- Needing to say the right thing all. The. Time. At least at my age, everyone is hypercritical about what you say. Say one thing wrong, and, bam, you lose everyone's trust. Without knowing why. Because people think we're old enough to always need to be right, without realizing we're just getting out of random thinking and just starting to figure out what we are and aren't allowed to say.

Be mature, don't bring up mature topics, stay young, don't act so immature, be responsible, we can't trust you.

- Be uniquely conformed. It's always stressed on me, and from what I can tell, my friends, that we need to be individuals. Individuals, to the standards of everyone else. Because the reason you're bullied is because you're so flamboyant. No, you lost your personality. No, stop being so weird. Be yourself, don't conform, conform, hush, hush.

So it's not "you just don't get me" all the time. There is so much more to it.

7. Txt Spk

... Not all of us talk like we're in a chatroom, and I'd prefer you didn't write like that. Because this is how it feels when you want to write your story "like a teen would":

OMG! It's like, whoa, this is a totally STUUPPPIIIIDDD way of writing. LOL! Omg, I can't even tell what it means, which totes sucks. Ugh, I feel stupid just reading this!

... No. No no no. Do NOT patronize me. All the capitalization instead of italicization, the acronyms, it's, OMG! HORRIBLE!

You know what also applies? Seeing a hot guy (*grumble* It's always a guy.) and saying something along the lines of "Time to drool", "drool", "drroooooooolll", or basically saying drool at all. Or saying parents are so stoooopiiiid in your book, as discussed above. It's not relatable, it's weird.

Don't patronize me.

8. All teens are hateful

Kiddies, not all of us are racist. Not all of us are homophobic. Not any more than adults, at least.
My school has two options when it comes to race- white, or Filipino. Did we go crazy when a kid from the Dominican Republic joined us? No. Because we don't care. Our life isn't based on thinking up racist jokes (though I do know a plethora of white jokes).

Okay, my school isn't a great example for anti-homophobia, considering I have classmates who use "gay" as an insult (as a reply, I always say "Ugh, you're so straight." It shuts them up.), but GSAs? Remember those? There are plenty of schools with them because the kids accept and join them.

And while my town also isn't a great example for religious diversity (the only type of building we have more of than churches is houses), not everywhere is like that. Unless you're in a really conservative town, you should be pretty good. Younger grades are more freakishly concerned with who you are because they only know how to parrot what their parent(s) say(s). At around tenth grade, things get better. People think for themselves. People will even change religions. So, not all of us are like that. Get over it.

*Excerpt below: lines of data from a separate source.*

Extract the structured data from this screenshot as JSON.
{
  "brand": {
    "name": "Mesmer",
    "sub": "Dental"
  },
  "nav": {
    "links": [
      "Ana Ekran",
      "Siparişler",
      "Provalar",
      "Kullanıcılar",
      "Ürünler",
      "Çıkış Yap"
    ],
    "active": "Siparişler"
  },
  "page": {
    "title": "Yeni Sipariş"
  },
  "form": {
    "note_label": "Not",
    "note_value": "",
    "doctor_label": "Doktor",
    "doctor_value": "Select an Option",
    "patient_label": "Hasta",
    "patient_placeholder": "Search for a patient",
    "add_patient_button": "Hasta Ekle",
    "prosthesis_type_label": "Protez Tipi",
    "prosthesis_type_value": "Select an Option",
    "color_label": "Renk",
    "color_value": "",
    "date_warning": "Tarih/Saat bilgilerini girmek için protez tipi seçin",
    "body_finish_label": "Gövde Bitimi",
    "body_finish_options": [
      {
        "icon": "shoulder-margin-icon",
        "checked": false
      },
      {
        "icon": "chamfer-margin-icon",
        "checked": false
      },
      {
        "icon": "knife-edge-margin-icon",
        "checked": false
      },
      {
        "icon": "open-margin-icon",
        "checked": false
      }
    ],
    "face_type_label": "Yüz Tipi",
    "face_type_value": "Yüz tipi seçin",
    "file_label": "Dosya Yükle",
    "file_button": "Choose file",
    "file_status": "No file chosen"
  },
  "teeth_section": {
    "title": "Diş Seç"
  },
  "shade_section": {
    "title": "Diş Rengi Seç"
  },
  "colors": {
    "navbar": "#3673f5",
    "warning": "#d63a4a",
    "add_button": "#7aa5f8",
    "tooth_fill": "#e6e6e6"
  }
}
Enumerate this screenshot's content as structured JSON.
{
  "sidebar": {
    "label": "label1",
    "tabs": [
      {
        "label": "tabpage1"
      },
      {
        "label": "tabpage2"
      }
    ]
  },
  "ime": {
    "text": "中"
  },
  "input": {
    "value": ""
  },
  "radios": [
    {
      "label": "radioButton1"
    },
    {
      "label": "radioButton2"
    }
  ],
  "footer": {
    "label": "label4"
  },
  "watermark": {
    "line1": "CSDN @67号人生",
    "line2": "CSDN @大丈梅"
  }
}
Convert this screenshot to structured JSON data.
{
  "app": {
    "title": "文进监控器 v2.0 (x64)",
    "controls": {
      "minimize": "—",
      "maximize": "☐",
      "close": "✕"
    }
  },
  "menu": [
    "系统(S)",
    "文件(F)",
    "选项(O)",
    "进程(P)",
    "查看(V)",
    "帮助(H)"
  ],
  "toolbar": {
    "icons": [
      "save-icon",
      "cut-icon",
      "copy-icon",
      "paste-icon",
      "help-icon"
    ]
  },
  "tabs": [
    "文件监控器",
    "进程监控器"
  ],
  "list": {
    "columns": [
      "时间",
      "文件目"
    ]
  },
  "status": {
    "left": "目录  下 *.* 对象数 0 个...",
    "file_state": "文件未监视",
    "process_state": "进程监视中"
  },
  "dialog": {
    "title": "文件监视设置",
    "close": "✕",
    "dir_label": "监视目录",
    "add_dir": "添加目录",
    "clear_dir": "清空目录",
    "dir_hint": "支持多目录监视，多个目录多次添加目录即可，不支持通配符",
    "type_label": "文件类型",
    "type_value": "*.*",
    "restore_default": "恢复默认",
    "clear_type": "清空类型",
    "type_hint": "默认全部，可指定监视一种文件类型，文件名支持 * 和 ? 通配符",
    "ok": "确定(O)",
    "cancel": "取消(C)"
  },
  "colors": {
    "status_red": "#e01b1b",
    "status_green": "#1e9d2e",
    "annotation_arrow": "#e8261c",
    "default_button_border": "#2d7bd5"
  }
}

A dandy little rant I had there. Now, I'll get to reviewing.